Concepts represent early planning stages for program announcements, request for applications, or solicitations for Council's input. If NIAID publishes an initiative from one of these concepts, we link to it below. To find initiatives, go to the Opportunities and Announcements portal.

NB: Council approval does not guarantee that a concept will become an initiative.

Table of Contents

Novel, Alternate Model Systems for Enteric Diseases

For the published request for applications, see the January 27, 2014, Guide announcement, Novel, Alternative Model Systems for Enteric Diseases (U19).

Defining the Immune Response to HCV

Request for Applications

Contact: Rajen Koshy

Objective: The goal of this initiative is to define the essential elements of a successful immune response against HCV infection.

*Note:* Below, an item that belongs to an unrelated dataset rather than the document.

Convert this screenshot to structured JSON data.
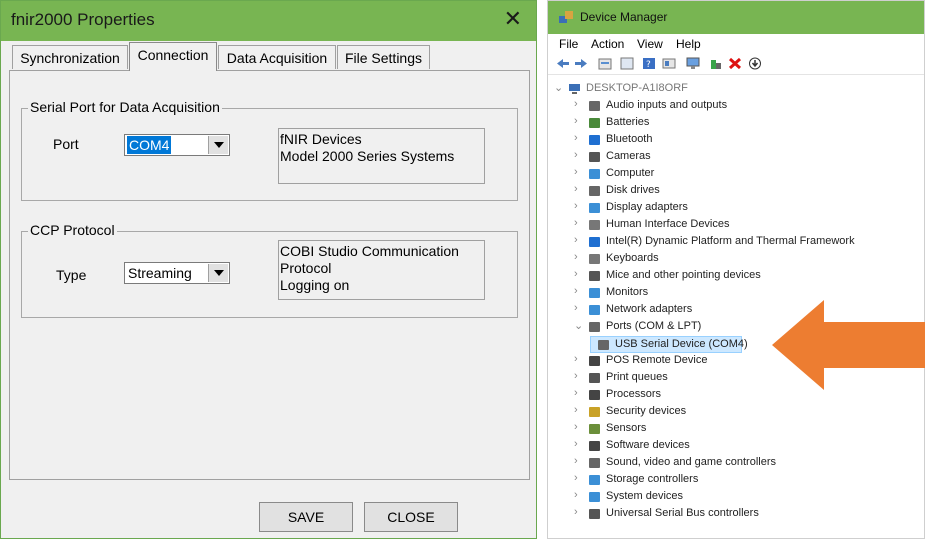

Description: This initiative will build upon and focus the work of the current Hepatitis C Cooperative Research Centers (HCRC) program on the immunological response to HCV infection. Studies supported by this initiative will show how HCV infection triggers interferon-stimulated gene expression in the liver and how activation of innate immune pathways determines the adaptive humoral and cellular immune responses that affect clearance of HCV infection. Conserved structural elements on HCV envelope proteins will be identified to facilitate developing broadly neutralizing antibodies and as potential components of vaccines. A very important new finding from the current program is that HCV-specific CD4 T cells are present very early in infection and that the onset of chronicity correlates with their rapid depletion. To understand the causes and implications of this loss, significant technology enhancements will be required to improve the isolation and purification of small quantities of CD4+ T cells and devise more sensitive assays of multiple proteins from small numbers of purified cells.

These studies (not clinical trials) will be done in the context of current clinical understanding of HCV infection, hence, using well developed clinical components, including cohorts of the earliest identifiable acute infection, chronic infection, successfully treated individuals, treatment failures, and other relevant groups. Moreover, these efforts will define the essential elements of a successful immune response against HCV infection and incorporate them into new prophylactic and therapeutic products.

Last Updated January 27, 2014

Last Reviewed September 30, 2013